■ WORK REQUIRED
Retype each entry below exactly as it stands.

■ THE RECORDS
'''

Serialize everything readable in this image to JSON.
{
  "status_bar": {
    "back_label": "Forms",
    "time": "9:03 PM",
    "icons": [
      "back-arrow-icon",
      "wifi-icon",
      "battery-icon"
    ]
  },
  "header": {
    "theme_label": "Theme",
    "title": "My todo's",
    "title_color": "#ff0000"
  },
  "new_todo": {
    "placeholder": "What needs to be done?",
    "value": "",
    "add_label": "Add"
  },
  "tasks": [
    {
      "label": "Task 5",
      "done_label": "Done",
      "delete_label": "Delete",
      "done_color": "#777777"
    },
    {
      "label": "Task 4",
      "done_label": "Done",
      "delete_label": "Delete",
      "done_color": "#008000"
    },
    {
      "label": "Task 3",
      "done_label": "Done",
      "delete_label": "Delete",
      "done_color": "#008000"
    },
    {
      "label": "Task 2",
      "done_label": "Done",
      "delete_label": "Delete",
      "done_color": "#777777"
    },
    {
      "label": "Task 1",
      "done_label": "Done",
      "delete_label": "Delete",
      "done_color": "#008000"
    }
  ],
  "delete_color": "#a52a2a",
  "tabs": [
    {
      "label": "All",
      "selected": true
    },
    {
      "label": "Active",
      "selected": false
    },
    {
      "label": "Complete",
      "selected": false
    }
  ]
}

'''

■ ANSWER TO THIS PROBLEM
Serialize everything readable in this image to JSON.
{
  "status_bar": {
    "back_label": "Forms",
    "time": "9:03 PM",
    "icons": [
      "back-arrow-icon",
      "wifi-icon",
      "battery-icon"
    ]
  },
  "header": {
    "theme_label": "Theme",
    "title": "My todo's",
    "title_color": "#ff0000"
  },
  "new_todo": {
    "placeholder": "What needs to be done?",
    "value": "",
    "add_label": "Add"
  },
  "tasks": [
    {
      "label": "Task 5",
      "done_label": "Done",
      "delete_label": "Delete",
      "done_color": "#777777"
    },
    {
      "label": "Task 4",
      "done_label": "Done",
      "delete_label": "Delete",
      "done_color": "#008000"
    },
    {
      "label": "Task 3",
      "done_label": "Done",
      "delete_label": "Delete",
      "done_color": "#008000"
    },
    {
      "label": "Task 2",
      "done_label": "Done",
      "delete_label": "Delete",
      "done_color": "#777777"
    },
    {
      "label": "Task 1",
      "done_label": "Done",
      "delete_label": "Delete",
      "done_color": "#008000"
    }
  ],
  "delete_color": "#a52a2a",
  "tabs": [
    {
      "label": "All",
      "selected": true
    },
    {
      "label": "Active",
      "selected": false
    },
    {
      "label": "Complete",
      "selected": false
    }
  ]
}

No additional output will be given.